Ashruf, Jesse F.a,b; Bruining, Hajo A.c; Ince, Cana

Current Opinion in Critical Care: October 2013 - Volume 19 - Issue 5 - p 381–386
doi: 10.1097/MCC.0b013e328364d7c8
CARDIOVASCULAR SYSTEM: Edited by Alexandre Mebazaa

Purpose of review The ultimate goal of therapy for cardiogenic shock is to restore microcirculatory function and thereby restore the oxygen supply to sustain cellular function. Therapeutic measures mainly focus on improving pressure-derived macrocirculatory parameters. However, it is increasingly clear that to achieve significant progress in treatment, microcirculatory physiopathological mechanisms must be considered.

Recent findings Microcirculatory function deteriorated during cardiogenic shock and improved after treatment. Postcardiogenic shock microcirculatory disturbances, both myocardial and peripheral, were a prognostic factor for the long-term outcome. Hypothermia, whether pharmacologically or physically induced, improved postresuscitation myocardial and cerebral function, an effect associated with improved postresuscitation microcirculation. The impact of cardiogenic shock on cerebral and myocardial microcirculation could be evaluated with MRI. In severe heart failure, pharmacological interventions improved microcirculation. An assessment of the microcirculation was often performed using handheld video microscopy for direct observation of the sublingual microcirculation, which proved to be useful for evaluating the effects of interventions during cardiogenic shock. A large multicenter study on critically ill patients is now being conducted using this technique.

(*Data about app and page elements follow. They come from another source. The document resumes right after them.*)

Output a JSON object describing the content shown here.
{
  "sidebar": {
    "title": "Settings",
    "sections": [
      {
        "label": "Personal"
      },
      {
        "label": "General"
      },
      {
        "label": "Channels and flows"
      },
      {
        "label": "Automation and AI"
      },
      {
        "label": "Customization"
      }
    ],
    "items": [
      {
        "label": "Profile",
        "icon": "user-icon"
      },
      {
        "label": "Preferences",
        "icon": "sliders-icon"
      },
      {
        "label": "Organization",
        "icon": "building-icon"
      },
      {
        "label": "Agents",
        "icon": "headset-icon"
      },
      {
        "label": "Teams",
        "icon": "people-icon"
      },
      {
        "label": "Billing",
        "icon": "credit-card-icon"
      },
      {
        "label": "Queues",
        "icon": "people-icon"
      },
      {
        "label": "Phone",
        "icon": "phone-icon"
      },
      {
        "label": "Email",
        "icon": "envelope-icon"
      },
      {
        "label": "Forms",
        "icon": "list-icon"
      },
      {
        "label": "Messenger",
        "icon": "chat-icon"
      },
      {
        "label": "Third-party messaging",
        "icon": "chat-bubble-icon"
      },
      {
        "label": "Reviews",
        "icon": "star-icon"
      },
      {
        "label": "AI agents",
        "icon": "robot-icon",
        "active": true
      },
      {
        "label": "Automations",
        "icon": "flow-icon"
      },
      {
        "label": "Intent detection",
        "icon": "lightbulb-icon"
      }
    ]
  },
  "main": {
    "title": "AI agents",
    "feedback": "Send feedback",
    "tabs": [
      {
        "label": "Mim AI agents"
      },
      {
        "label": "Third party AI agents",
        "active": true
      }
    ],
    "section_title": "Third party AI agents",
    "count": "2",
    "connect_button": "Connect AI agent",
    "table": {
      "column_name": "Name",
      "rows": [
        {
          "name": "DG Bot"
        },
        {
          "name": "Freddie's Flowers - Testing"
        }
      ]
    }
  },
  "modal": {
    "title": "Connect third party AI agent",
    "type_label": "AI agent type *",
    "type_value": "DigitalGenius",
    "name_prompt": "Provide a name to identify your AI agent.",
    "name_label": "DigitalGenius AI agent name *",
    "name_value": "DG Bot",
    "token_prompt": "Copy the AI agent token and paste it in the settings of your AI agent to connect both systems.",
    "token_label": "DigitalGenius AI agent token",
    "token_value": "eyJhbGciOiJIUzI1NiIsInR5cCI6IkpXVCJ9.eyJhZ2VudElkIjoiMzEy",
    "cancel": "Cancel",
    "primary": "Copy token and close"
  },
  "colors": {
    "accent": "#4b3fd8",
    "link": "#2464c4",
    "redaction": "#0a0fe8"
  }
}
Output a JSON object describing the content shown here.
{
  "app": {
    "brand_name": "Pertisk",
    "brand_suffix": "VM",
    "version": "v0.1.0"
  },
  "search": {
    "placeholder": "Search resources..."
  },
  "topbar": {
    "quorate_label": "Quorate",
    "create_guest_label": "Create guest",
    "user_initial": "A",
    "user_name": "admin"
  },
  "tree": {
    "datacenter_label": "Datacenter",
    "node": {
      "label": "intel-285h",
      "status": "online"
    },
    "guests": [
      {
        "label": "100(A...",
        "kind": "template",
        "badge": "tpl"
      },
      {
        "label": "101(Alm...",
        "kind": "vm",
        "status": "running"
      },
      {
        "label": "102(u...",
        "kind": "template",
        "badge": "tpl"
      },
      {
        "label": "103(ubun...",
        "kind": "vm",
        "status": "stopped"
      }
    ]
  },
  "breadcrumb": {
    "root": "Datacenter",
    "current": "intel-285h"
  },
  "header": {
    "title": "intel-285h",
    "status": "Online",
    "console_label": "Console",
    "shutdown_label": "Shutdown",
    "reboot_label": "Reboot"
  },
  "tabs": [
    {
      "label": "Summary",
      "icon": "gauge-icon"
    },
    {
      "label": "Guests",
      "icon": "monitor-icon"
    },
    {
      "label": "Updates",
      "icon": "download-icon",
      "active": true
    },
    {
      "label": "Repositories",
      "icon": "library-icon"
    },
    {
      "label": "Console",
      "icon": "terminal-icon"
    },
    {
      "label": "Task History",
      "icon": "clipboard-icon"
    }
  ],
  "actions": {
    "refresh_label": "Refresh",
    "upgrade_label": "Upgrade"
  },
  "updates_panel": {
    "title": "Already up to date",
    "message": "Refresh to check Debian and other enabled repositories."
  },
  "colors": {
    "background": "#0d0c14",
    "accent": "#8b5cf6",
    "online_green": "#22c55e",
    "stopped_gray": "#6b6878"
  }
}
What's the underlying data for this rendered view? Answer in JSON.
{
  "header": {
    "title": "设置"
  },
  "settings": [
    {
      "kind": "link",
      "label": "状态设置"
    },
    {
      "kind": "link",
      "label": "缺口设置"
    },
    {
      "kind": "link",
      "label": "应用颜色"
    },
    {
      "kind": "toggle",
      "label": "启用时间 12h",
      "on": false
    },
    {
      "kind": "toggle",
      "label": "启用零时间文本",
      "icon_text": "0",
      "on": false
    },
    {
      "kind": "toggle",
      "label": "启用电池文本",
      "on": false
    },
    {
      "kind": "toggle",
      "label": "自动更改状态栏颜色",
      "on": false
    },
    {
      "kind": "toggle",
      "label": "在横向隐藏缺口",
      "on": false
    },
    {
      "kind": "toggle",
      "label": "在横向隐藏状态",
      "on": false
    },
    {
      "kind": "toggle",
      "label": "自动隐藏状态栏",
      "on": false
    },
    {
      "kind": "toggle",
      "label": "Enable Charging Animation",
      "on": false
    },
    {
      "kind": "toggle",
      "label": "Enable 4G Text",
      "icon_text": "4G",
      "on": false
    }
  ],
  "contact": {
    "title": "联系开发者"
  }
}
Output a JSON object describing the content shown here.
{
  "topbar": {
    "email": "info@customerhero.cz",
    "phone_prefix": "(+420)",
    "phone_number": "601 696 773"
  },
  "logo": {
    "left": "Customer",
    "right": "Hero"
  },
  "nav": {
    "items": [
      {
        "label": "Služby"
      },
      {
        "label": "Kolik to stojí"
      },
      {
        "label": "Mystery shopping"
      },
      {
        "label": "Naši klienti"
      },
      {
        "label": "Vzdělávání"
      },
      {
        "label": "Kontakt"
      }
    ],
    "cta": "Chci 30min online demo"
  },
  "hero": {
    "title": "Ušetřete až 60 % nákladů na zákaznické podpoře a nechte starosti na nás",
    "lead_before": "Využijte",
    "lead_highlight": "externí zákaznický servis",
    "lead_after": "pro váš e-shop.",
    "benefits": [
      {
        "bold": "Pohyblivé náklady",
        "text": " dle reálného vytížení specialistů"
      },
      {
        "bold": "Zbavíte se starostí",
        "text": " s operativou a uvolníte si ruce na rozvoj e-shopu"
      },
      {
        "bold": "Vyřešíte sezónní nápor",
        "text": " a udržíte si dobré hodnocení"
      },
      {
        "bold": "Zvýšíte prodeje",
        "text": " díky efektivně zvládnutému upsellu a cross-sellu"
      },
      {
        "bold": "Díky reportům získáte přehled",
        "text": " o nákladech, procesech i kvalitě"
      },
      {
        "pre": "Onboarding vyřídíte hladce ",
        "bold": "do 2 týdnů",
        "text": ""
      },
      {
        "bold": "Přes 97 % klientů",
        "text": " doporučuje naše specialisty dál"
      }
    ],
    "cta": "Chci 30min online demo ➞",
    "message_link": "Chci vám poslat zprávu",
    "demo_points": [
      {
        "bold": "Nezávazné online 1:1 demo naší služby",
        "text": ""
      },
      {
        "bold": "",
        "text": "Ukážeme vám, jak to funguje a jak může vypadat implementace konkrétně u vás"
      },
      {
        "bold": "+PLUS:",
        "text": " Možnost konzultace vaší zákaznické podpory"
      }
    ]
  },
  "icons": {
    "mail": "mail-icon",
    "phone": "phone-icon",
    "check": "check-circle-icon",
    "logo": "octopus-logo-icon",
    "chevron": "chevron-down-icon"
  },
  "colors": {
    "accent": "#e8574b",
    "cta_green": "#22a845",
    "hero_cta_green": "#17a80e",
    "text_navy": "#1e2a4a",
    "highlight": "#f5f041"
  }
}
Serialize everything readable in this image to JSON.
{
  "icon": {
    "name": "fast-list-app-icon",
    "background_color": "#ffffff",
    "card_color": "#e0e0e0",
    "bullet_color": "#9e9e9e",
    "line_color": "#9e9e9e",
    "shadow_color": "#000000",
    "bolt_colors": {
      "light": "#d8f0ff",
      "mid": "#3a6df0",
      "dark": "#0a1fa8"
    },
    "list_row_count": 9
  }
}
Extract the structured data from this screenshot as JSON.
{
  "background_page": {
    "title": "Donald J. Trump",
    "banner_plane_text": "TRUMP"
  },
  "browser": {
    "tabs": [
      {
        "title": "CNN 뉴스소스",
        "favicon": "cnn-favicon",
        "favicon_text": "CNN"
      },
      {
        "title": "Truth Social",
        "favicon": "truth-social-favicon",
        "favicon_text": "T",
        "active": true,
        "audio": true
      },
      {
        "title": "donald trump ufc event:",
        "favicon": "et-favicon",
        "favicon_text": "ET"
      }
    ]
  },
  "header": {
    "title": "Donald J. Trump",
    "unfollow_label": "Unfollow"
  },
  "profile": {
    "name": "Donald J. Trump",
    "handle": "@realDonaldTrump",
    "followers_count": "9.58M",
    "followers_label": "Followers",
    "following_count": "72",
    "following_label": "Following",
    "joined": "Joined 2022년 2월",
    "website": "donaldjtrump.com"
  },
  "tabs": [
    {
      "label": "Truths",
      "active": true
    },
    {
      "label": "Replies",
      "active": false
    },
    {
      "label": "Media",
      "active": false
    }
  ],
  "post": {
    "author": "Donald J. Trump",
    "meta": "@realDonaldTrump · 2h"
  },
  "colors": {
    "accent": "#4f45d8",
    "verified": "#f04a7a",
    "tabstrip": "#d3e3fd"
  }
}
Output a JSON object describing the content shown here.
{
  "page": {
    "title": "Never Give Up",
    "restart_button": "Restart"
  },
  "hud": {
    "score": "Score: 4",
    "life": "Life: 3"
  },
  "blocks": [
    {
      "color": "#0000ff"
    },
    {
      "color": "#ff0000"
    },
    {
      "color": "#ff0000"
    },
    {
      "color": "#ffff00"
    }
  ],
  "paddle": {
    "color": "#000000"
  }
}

Summary Cardiogenic shock induces microcirculatory disorders that can be monitored and influenced in various manners, both pharmacologically and physically. In addition to global hemodynamic optimization, interventions must also ameliorate the microcirculation.

aDepartment of Translational Physiology, Academic Medical Center, University of Amsterdam, Amsterdam

bDepartment of Surgery, OZG Hospital, Groningen

cDepartment of Surgery, Erasmus University of Rotterdam, Rotterdam, the Netherlands

Correspondence to Jesse F. Ashruf, OZG locatie Delfzicht, Jachtlaan 50, 9934 JD Delfzijl, the Netherlands. Tel: +31 6 42307668; e-mail:,

© 2013 Wolters Kluwer Health | Lippincott Williams & Wilkins